#### RECORDS FOR PROCESSING ####
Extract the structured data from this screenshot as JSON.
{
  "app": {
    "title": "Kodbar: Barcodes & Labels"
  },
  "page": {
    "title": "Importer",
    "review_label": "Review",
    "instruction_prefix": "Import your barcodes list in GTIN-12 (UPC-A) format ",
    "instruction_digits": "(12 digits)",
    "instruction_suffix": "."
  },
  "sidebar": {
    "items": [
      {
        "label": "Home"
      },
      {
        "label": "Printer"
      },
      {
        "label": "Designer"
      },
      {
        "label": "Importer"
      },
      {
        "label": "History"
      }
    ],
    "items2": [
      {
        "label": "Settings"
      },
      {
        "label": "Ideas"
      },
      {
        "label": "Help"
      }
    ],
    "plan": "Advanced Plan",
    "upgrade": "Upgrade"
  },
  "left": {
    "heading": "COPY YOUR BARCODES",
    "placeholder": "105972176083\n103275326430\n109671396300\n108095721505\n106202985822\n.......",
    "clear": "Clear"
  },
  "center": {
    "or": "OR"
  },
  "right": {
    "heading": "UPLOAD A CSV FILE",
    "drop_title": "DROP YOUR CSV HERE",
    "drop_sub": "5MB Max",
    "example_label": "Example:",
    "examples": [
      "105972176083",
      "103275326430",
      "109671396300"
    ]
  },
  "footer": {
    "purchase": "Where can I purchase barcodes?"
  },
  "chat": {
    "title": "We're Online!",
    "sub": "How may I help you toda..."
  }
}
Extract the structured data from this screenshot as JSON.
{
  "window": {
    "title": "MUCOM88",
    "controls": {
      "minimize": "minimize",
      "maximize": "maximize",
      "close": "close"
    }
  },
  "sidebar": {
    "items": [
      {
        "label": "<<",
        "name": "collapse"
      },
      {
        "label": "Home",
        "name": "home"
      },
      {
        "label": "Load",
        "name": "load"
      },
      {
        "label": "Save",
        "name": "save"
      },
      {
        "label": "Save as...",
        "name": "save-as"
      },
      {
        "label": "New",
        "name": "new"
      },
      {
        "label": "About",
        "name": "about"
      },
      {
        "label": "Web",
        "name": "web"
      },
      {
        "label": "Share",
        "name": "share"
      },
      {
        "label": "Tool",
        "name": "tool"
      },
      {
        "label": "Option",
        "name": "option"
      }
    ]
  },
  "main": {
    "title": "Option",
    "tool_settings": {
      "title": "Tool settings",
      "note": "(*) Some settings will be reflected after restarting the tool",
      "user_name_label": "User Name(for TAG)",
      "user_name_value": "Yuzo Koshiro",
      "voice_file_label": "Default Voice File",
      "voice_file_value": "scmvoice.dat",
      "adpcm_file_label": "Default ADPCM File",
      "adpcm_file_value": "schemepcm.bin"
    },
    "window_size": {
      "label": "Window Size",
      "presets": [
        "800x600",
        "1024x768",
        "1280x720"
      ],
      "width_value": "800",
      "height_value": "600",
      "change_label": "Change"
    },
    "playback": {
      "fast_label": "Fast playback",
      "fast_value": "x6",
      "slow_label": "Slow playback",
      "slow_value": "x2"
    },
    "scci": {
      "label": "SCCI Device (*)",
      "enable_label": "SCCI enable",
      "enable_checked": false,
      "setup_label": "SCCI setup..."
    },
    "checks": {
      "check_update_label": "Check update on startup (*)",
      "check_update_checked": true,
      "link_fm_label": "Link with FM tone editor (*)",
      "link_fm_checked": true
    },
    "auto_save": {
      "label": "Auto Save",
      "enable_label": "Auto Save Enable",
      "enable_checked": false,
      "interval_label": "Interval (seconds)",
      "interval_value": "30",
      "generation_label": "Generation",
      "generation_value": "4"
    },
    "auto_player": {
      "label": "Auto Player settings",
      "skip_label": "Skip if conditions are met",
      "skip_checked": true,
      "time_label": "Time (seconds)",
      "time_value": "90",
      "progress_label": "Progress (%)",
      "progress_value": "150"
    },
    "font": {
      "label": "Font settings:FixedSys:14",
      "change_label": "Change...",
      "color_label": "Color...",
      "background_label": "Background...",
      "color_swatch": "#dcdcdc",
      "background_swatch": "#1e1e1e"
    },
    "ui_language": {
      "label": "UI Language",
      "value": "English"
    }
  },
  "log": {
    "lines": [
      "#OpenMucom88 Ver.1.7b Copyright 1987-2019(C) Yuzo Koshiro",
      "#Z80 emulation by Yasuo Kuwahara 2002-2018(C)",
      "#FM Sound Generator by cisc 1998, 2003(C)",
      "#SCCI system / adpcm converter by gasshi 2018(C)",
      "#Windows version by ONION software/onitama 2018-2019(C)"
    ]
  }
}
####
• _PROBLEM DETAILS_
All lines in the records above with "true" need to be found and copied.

• _ANSWER TO THIS PROBLEM_
      "check_update_checked": true,
      "link_fm_checked": true
      "skip_checked": true,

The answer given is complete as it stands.